§ Assignment: Reprint the lines below as they are, minus the pictures.

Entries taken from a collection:

════════════════════

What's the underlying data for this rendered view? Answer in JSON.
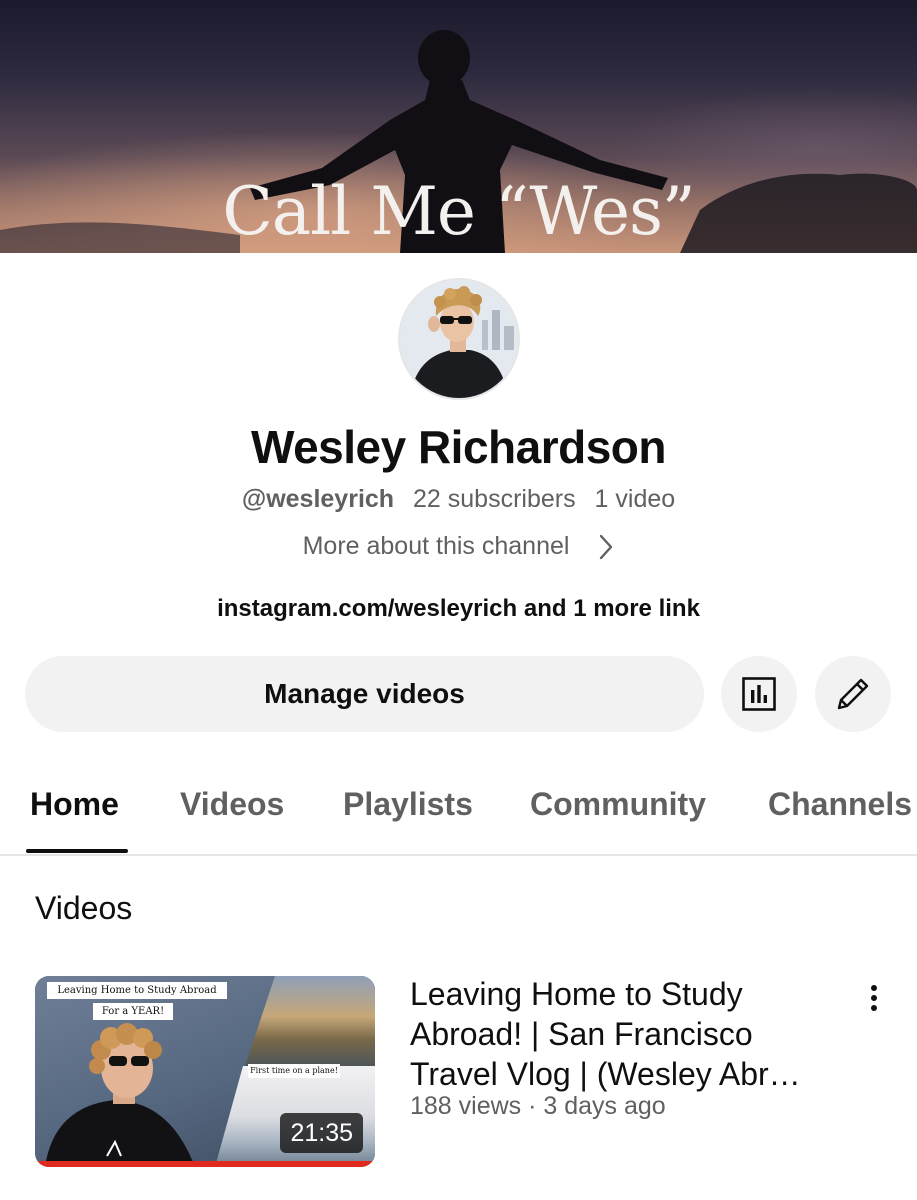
{
  "banner": {
    "title": "Call Me “Wes”"
  },
  "channel": {
    "name": "Wesley Richardson",
    "handle": "@wesleyrich",
    "subscribers": "22 subscribers",
    "video_count": "1 video",
    "more_about": "More about this channel",
    "links": "instagram.com/wesleyrich and 1 more link"
  },
  "actions": {
    "manage_videos": "Manage videos",
    "stats_icon": "bar-chart-icon",
    "edit_icon": "pencil-icon"
  },
  "tabs": [
    {
      "label": "Home",
      "active": true
    },
    {
      "label": "Videos"
    },
    {
      "label": "Playlists"
    },
    {
      "label": "Community"
    },
    {
      "label": "Channels"
    }
  ],
  "section": {
    "title": "Videos"
  },
  "videos": [
    {
      "title": "Leaving Home to Study Abroad! | San Francisco Travel Vlog | (Wesley Abr…",
      "meta": "188 views · 3 days ago",
      "duration": "21:35",
      "thumb_text_1": "Leaving Home to Study Abroad",
      "thumb_text_2": "For a YEAR!",
      "thumb_text_3": "First time on a plane!",
      "watched_fraction": 1.0
    }
  ],
  "colors": {
    "text_primary": "#0f0f0f",
    "text_secondary": "#606060",
    "button_bg": "#f2f2f2",
    "progress_red": "#e02a1f"
  }
}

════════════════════

§ Answer area:
What's the underlying data for this rendered view? Answer in JSON.
{
  "banner": {
    "title": "Call Me “Wes”"
  },
  "channel": {
    "name": "Wesley Richardson",
    "handle": "@wesleyrich",
    "subscribers": "22 subscribers",
    "video_count": "1 video",
    "more_about": "More about this channel",
    "links": "instagram.com/wesleyrich and 1 more link"
  },
  "actions": {
    "manage_videos": "Manage videos",
    "stats_icon": "bar-chart-icon",
    "edit_icon": "pencil-icon"
  },
  "tabs": [
    {
      "label": "Home",
      "active": true
    },
    {
      "label": "Videos"
    },
    {
      "label": "Playlists"
    },
    {
      "label": "Community"
    },
    {
      "label": "Channels"
    }
  ],
  "section": {
    "title": "Videos"
  },
  "videos": [
    {
      "title": "Leaving Home to Study Abroad! | San Francisco Travel Vlog | (Wesley Abr…",
      "meta": "188 views · 3 days ago",
      "duration": "21:35",
      "thumb_text_1": "Leaving Home to Study Abroad",
      "thumb_text_2": "For a YEAR!",
      "thumb_text_3": "First time on a plane!",
      "watched_fraction": 1.0
    }
  ],
  "colors": {
    "text_primary": "#0f0f0f",
    "text_secondary": "#606060",
    "button_bg": "#f2f2f2",
    "progress_red": "#e02a1f"
  }
}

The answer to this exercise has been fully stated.